Former New Zealand Football chief executive Graham Seatter believes All Whites coach Anthony Hudson is contributing to the national body's problems without offering a solution.

Seatter resigned as NZF chief executive in 2008 after three years in the job, and said he was surprised Hudson was so outspoken about a process he was directly involved with.

Hudson launched a scathing attack on NZF last weekend, claiming youth players in New Zealand were "delusional", and attacking the "soft" culture of the national game and the lack of All Whites internationals played in 2015.

"The thing that surprises me is that I would have thought with a small team in the organisation, and it is a small team, everybody should be working together," Seatter said.


"And I would have thought that the All Whites coach would have understood this problem and be wanting to be part of the solution rather than the bagging machine."

Seatter copped flak for financial losses close to $500,000 across his reign, but he did take the All Whites from playing one match in 2005 to being an active outfit again, which played a part in achieving World Cup qualification in 2010 for the first time since 1982.

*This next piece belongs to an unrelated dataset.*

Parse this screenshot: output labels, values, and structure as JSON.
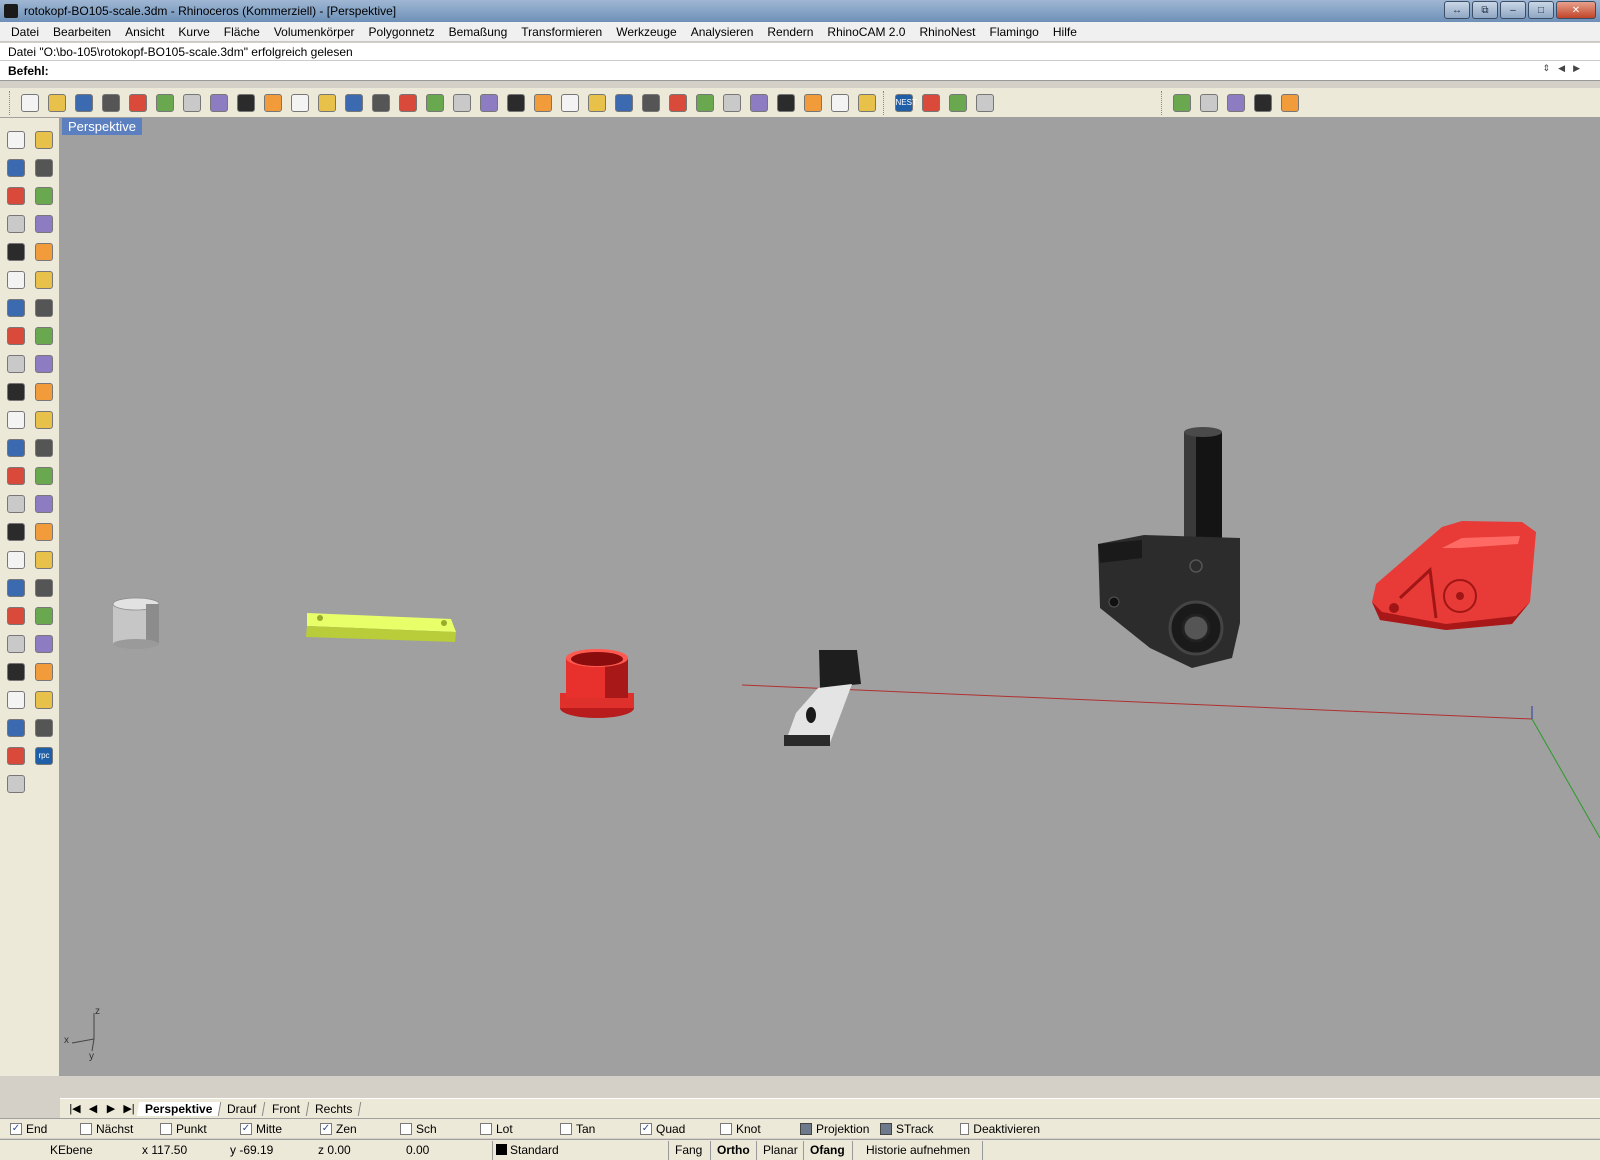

"In terms of getting games, it's not that difficult," he said. "Sure, they can be expensive but they don't need to be expensive if you do things smart. They don't need to cost a lot.
"We had situations where we went away and played games in the European tour pre-World Cup in 2006, including against Brazil where we actually made money for the organisation.

"There's a lot of effort and risk-taking that goes in to spend money to stay ahead of the curve to make the World Cup. We did that, we got the return, we've had the money from that, which is a significant sum of money, and I thought a good chunk of that would have been invested in trying to get that same return again, but it doesn't seem to be."

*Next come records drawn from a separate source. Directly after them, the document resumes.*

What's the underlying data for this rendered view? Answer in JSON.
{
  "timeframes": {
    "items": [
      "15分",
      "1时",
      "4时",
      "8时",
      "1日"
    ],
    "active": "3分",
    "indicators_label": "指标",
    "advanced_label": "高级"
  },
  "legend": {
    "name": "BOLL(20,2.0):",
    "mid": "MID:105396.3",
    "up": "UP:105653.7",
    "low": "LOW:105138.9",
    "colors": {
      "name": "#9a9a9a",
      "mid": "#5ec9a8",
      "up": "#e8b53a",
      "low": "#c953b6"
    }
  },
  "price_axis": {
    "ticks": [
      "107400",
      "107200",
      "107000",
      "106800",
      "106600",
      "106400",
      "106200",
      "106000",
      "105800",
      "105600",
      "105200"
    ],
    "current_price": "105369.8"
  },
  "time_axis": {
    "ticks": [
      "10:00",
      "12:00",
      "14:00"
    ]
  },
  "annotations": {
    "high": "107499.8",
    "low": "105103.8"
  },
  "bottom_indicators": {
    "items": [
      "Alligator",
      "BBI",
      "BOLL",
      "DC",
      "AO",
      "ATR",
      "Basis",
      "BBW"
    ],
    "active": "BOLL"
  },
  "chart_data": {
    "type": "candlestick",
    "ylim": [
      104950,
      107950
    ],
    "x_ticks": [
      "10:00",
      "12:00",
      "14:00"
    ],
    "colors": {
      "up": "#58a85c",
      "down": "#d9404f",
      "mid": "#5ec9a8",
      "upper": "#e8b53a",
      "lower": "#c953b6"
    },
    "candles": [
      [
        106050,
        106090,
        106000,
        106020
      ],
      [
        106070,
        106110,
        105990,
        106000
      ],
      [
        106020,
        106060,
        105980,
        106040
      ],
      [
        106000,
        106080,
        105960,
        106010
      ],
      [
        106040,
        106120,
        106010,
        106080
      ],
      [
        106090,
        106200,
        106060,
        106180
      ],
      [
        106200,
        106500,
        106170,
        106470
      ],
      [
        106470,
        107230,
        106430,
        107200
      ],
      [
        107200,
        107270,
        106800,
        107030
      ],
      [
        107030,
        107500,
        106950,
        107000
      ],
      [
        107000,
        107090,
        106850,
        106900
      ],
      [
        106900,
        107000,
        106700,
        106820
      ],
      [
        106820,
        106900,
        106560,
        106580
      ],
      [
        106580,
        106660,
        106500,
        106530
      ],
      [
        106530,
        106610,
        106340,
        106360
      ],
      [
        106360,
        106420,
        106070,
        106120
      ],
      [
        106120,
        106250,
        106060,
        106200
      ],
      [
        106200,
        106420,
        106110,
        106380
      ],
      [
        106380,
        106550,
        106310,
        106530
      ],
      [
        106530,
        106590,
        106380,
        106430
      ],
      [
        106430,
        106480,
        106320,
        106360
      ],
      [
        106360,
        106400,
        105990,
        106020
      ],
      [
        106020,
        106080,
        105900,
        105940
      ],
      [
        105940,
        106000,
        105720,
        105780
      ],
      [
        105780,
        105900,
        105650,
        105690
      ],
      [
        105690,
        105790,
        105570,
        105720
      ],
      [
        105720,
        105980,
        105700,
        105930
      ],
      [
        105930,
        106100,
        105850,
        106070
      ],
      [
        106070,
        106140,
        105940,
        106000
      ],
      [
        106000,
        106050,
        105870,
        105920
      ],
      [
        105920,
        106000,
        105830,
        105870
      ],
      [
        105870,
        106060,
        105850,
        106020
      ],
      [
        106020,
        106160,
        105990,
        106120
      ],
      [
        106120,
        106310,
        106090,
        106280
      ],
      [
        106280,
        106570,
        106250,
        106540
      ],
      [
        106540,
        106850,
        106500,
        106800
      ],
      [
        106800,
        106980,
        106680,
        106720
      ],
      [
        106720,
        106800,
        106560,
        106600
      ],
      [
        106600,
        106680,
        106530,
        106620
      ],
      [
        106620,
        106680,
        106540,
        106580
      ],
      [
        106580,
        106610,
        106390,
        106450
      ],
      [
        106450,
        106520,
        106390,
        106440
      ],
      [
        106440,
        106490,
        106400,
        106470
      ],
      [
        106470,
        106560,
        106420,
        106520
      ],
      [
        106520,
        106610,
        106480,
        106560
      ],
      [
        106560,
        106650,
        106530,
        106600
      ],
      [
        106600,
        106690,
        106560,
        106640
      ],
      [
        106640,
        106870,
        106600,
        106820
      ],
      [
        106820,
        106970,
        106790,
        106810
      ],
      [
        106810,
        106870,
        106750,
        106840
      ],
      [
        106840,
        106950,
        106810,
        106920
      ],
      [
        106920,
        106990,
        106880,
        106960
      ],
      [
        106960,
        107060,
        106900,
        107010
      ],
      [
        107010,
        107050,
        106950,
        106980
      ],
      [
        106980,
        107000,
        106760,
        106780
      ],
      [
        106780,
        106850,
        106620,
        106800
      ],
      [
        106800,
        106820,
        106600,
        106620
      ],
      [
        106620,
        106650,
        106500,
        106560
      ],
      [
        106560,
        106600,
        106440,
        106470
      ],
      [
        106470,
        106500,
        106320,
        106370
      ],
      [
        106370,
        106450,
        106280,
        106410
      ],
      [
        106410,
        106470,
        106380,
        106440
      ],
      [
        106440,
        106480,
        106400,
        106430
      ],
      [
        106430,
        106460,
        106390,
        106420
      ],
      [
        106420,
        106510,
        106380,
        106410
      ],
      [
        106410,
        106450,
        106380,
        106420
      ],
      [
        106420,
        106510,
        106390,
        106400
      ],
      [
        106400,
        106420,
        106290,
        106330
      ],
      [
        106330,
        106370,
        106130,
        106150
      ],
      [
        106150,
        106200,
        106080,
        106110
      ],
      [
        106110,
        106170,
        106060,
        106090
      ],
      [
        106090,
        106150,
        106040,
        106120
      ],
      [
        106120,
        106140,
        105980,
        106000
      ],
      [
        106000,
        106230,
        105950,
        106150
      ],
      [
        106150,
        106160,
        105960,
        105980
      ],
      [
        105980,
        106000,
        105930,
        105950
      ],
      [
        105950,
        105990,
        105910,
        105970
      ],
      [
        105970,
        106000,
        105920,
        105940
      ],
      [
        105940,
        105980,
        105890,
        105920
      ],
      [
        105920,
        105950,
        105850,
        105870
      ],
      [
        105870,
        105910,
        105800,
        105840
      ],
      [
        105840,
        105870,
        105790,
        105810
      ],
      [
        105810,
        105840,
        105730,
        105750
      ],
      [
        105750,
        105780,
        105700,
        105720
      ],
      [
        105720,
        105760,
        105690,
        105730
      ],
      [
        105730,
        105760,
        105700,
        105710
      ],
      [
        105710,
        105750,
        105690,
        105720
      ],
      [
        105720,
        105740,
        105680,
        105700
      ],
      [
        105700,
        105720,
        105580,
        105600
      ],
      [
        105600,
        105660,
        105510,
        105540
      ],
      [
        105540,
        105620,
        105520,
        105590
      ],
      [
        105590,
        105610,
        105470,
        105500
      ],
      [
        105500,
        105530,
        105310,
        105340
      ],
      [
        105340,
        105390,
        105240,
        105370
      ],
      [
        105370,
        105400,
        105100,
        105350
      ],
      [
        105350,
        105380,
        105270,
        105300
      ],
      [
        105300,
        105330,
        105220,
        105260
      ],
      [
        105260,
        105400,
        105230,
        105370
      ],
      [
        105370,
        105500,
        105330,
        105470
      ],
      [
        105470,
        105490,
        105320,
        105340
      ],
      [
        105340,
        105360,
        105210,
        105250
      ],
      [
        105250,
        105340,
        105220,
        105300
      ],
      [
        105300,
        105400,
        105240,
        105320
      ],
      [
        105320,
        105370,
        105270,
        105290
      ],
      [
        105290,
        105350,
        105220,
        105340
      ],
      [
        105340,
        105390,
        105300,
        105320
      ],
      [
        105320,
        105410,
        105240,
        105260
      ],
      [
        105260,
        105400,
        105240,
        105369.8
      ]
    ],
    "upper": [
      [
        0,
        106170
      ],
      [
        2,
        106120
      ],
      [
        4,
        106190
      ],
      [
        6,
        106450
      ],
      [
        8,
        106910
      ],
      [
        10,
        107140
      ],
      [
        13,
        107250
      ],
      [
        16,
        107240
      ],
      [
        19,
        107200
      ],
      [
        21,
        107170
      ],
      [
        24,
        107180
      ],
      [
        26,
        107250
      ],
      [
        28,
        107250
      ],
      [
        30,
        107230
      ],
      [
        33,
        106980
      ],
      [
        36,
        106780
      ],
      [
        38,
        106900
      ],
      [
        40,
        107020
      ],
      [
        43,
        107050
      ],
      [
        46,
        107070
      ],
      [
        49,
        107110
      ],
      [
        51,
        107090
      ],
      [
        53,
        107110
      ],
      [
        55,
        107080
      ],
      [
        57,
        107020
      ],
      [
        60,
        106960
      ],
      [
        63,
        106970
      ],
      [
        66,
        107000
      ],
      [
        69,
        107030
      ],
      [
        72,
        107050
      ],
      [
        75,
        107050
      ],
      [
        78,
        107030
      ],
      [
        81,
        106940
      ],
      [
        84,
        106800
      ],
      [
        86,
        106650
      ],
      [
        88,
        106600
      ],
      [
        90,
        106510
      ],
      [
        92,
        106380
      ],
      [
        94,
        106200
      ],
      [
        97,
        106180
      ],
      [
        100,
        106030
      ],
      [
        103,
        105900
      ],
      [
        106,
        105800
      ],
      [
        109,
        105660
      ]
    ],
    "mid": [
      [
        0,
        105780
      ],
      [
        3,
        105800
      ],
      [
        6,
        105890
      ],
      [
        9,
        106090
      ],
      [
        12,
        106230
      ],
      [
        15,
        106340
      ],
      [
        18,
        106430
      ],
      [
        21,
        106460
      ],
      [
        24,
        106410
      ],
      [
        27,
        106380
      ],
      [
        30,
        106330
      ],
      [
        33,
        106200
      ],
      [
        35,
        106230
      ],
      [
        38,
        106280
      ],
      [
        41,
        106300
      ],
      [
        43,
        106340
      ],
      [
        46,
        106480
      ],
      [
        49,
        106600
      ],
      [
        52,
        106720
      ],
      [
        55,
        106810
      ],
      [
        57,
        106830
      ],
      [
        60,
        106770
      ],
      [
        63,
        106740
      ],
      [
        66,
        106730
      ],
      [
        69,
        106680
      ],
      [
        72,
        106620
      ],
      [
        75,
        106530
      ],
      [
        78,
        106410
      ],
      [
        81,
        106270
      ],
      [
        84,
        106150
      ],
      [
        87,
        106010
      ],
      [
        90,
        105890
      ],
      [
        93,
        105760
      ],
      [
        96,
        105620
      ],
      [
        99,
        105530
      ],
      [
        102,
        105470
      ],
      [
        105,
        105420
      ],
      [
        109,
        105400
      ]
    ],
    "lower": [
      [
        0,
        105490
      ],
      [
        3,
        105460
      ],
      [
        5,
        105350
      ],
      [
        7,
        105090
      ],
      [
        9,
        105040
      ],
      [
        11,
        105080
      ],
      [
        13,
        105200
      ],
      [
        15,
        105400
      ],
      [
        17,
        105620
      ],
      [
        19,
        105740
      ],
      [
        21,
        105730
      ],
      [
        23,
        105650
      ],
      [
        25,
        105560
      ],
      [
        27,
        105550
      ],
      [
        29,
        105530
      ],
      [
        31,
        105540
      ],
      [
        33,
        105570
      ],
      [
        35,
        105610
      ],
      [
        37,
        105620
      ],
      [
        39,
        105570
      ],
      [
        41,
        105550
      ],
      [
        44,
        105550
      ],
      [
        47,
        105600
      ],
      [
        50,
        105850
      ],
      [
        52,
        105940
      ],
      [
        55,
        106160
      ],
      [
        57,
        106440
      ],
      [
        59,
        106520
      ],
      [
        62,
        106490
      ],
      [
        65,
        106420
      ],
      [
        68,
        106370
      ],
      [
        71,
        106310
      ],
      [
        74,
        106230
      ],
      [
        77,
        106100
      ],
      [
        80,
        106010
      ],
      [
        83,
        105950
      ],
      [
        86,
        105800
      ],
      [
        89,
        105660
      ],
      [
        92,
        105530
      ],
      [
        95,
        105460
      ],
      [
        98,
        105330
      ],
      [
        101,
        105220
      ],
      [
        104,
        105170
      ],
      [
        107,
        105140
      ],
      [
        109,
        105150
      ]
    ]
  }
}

Seatter said he was disappointed NZF hadn't capitalised on the ground swell of national support and financial windfall that came into the country after the 2010 World Cup. NZF received $10 million for qualifying for the 2010 World Cup, with 40 per cent of that going to the players.

"You'd hope that when you come out of something, you come out of it and you stay out of it. But there's also a theory that things revert to their natural position and, sadly, maybe this is the natural position for New Zealand Football. A huge amount of work to get out of a situation, but then we just default back into the situation.

"I'm really surprised we haven't got any games in March. National games are an investment and there are risks involved. We invested in games and got a return of over $10 million for being at the World Cup in South Africa, so at the moment the All Whites are preparing for a Confederations Cup qualifying tournament, knowing that if they make that, there will be a payment. So the return is in achieving the outcome and we need games for that.

"I think Hudson is contributing to the problem and not the solution. Maybe behind the scenes he is but it's certainly a strange way to go forward. I think what you want as a CEO, above all, is everybody on the same page, singing from the same sheet and it's not a good look when that doesn't happen, that's for sure."